So reads the Diamondback article in today’s paper. I’m also told we got covered by another local paper and by NPR (scroll down to middle of the page). In the past College Park elections student turnout had not broken 50 voters total, but I counted 80 students in our march alone, and there were many students in class during the march, but that voted with assistance from our group’s candidate interviews that we gathered over a two month period, as well as our endorsements. I am very confident in saying we turned out over 100 students for the day voting in a bloc for candidates that were the strongest based on our Green Platform. All in all, we endorsed 7 out of the 9 available seats if you include the Mayor, and 5 out of 7 were victorious(see results). This includes the rare election of a graduate student candidate who was very strong on our issues. The way the city council works is there are 8 council seats and the Mayor. The Mayor votes if there is a 4-4 tie on an issue. Although we feel unfortunate that 2 of the candidates we supported didn’t win, with 4 of our standouts getting elected, along with an environmental activist Mayor, UMD for Clean Energy is expecting to accomplish a lot on the environment, responsible development, sustainable transportation, clean energy, and energy conservation over the next 2 years.

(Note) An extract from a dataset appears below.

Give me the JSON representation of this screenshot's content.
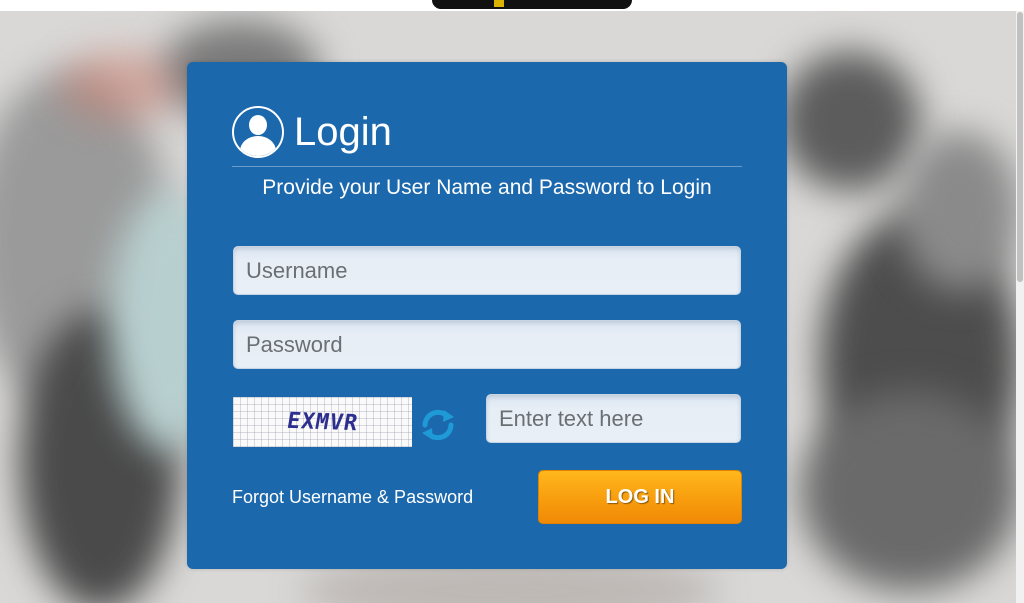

We were also very well received by the candidates, which is uncommon in these elections where students and the rest of the city clash. The candidate for Mayor Andy Fellows and a candidate for District 4 Mary Cook marched with us to the polls, and District 3 candidate Mark Cook sent some of his supporters to our rally. As the election results were announced, both winning and losing candidates expressed their appreciation to us for our group’s efforts to bring our issues to the forefront of the election. A few who went up to talk about their priorities for the next 2 years mentioned our group’s efforts, and talked about how the city needed to become a leader on green issues. In an unanticipated turn of events, I was called up to the microphone at one point to talk about UMD for Clean Energy’s efforts in the city council elections, how we achieved record student turnout, how much we had learned from interviewing the candidates, and our goals for the next 2 years.
In short, although we would like our green voting bloc to make up even larger portions of candidates votes in the future, I think that the election phase of the Green for College Park campaign has been a success in that we achieved record student turnout and involvement, our endorsements got the attention of the residents, and we brought our issues to the forefront of candidates platforms, and priorities. If the 2008 Federal elections are a teaching lesson, it’s that record youth turnout on green issues is only a starting point. Now it’s time to get things done. Notable excerpts from Diamondback article are quoted below.
“Shortly after 5 p.m., senior environmental science major Alana Tenzer was rushing into City Hall to cast her city council ballot. She couldn’t talk just then, she said — she had to “beat the rush.”
City elections rarely see any “rush” of students: Student turnout in the council races historically struggle to top 50 voters. But about half an hour later, the UMD for Clean Energy’s “March to the Vote” rally made its way across the building’s downtown parking lot, prompting cars to honk their horns and cheer along as they passed. There was an estimated 80 students in that group alone.
The students, who were joined in their movement to vote by District 4 candidate Mary Cook and mayoral candidate Andy Fellows, met at the sundial on McKeldin Mall and listened to a speech by alumnus and founding member of UMD for Clean Energy Davey Rogner about the importance of exercising the right to vote.
“This shows that students are ready to connect with the city and citizens of College Park,” Rogner said in his speech.
The group’s ability to mobilize flew in the face of skeptics, such as reelected District 2 city councilman Bob Catlin who said he doubted the rally was going to happen.
“I’ve been here for so many elections, and they always say they’re going to bring out students, and it never happens,” he said earlier in the day.
But mayor-elect Andy Fellows said after marching to City Hall with students amid a flurry of green hard hats, sign spinners and bongo drums, he felt “fired up” by the rally.
“I have been in College Park since ‘91, and this is the most involved students have ever been,” Fellows said. “They’re focusing around a global issue, but this group was smart and organized locally.”
Chief Election Supervisor Jack Robson, who oversaw District 2 and 3 voting at City Hall, said that although official counts of student voters are not tallied, student turnout spiked during the UMD for Clean Energy rally.”
“Even those who did not participate in the march were inspired by the group’s efforts.
Junior finance major Carly Bender said a compelling argument by a UMD for Clean Energy spokesperson encouraged her to vote. Bender, an out-of-state student from New York, now resides in District 3.
“We had a speaker from [Clean Energy] come to my sorority, and he explained how it doesn’t take a lot of votes to make a difference,” Bender said. “So I figured it was easy enough to vote and that my say would matter more here than for mayor of New York City or something.”
Though Bender also voted in the 2007 elections, she said she got most of her information about the candidates this year from UMD for Clean Energy’s website.
After witnessing the march, Catlin conceded that maybe he had been wrong about the possibility of piquing students’ interest.
“Maybe you can get people here for an issue, if not a candidate,” said Catlin to planning director Terry Schum.”